Why is it so important that we offer these types of housing opportunities?

As a community, we need to acknowledge that everyone deserves a right to housing. Having a safe place to call home ultimately provides protection for our physical and mental health and gives people the opportunity to live meaningful, productive lives. There are many programs in the community that offer housing for people in different capacities however, The Nest will be a program of which people can access based on their current needs.

What is your philosophy/approach in running a site like this?

I have multiple approaches. The first being the Vision of Recovery. The recovery community describes this as “the vision, called the Recovery Vision, stipulates that every person, can embark on a journey of healing and transformation and can live a meaningful life while striving to achieve his/her maximum potential.”

The second being Harm Reduction, which The Canadian Mental Health Association has defined as “an evidence-based, client-centred approach that seeks to reduce the health and social harms associated with addiction and substance use, without necessarily requiring people who use substances from abstaining or stopping. Essential to a harm reduction approach is that it provides people who use substances a choice of how they will minimize harms through non-judgmental and non-coercive strategies in order to enhance skills and knowledge to live safer and healthier lives.”

When we incorporate these pillars of support within a building, we are bound to provide a compassionate, pragmatic approach to supporting the residents within our care.

What drew you to this exciting new role? What is your background?

I completed my undergrad degree in technology, specializing in Crime Intelligence analysis and found myself interested in the” who, what, where and why,” moving me further into locking down programs in Criminology, Psychology and Sociology studies. After less than two years of tracking and analyzing patterns, I understood that my interests were not aligned with my academia. I needed to better understand the who and why of what I was tracking. Knowing that I needed to find a deeper recognition and understanding of the community around me, I resigned from my position and applied to British Columbia Corrections.

I started work at Surrey Pre-Trial Service Center as a Correctional Officer. Over time I developed a radical approach of hearing, caring, rapport and trust with many of the most hardened criminals this province knows. Eventually I was offered the opportunity to create and implement a pilot program within the Provincial Corrections system utilizing my radical approach. To say it was a success in eliminating violence on the two most violent living units is a gross understatement. This wasn’t only inspirational but motivated me to work many overtime shifts to ensure the inmates on my units could all be a part of something attached to building their own success stories from almost less than nothing.

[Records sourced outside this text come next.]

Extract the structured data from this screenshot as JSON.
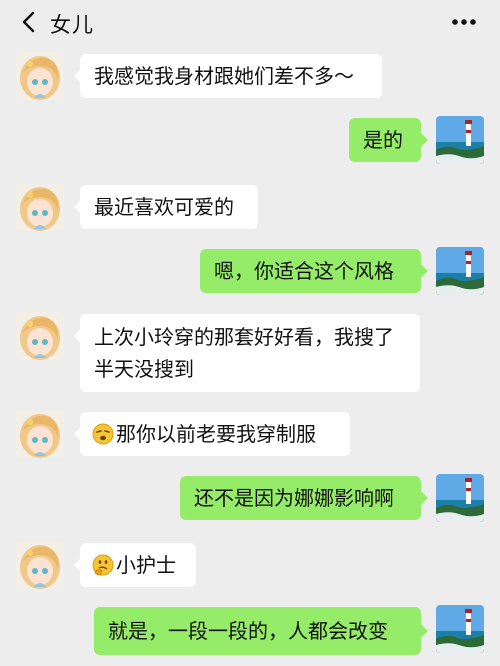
{
  "header": {
    "title": "女儿",
    "back_icon": "chevron-left-icon",
    "more_icon": "ellipsis-icon"
  },
  "colors": {
    "background": "#ededed",
    "bubble_incoming": "#ffffff",
    "bubble_outgoing": "#95ec69"
  },
  "messages": [
    {
      "side": "left",
      "text": "我感觉我身材跟她们差不多～"
    },
    {
      "side": "right",
      "text": "是的"
    },
    {
      "side": "left",
      "text": "最近喜欢可爱的"
    },
    {
      "side": "right",
      "text": "嗯，你适合这个风格"
    },
    {
      "side": "left",
      "text": "上次小玲穿的那套好好看，我搜了\n半天没搜到"
    },
    {
      "side": "left",
      "emoji": "squinting-face-emoji",
      "text": "那你以前老要我穿制服"
    },
    {
      "side": "right",
      "text": "还不是因为娜娜影响啊"
    },
    {
      "side": "left",
      "emoji": "thinking-face-emoji",
      "text": "小护士"
    },
    {
      "side": "right",
      "text": "就是，一段一段的，人都会改变"
    }
  ]
}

After 5 years, I knew I needed a change. A change in the direction of making more of a difference in our community. I worked within the John Howard Society and learned about how we can help people within the community who struggled. I oversaw an outreach program for 2 years and learned my passion was directed towards homelessness, addiction, and recovery.

My hope, determination, and motivation as a Program Manager within The Phoenix Society’s newest program: The Nest is to continue finding new and subtle ways to bring souls to a place where there is something they know is good and realistic in relation to where they are in their own walk. In dealing with a marginalized population, I hope to shed the fear of “baby steps” and create a full belief and understanding that all walkers will find their way when they are ready.

Learn more about the project at

For media inquiries contact:

Amy Reid

Fund Development and Communications Manager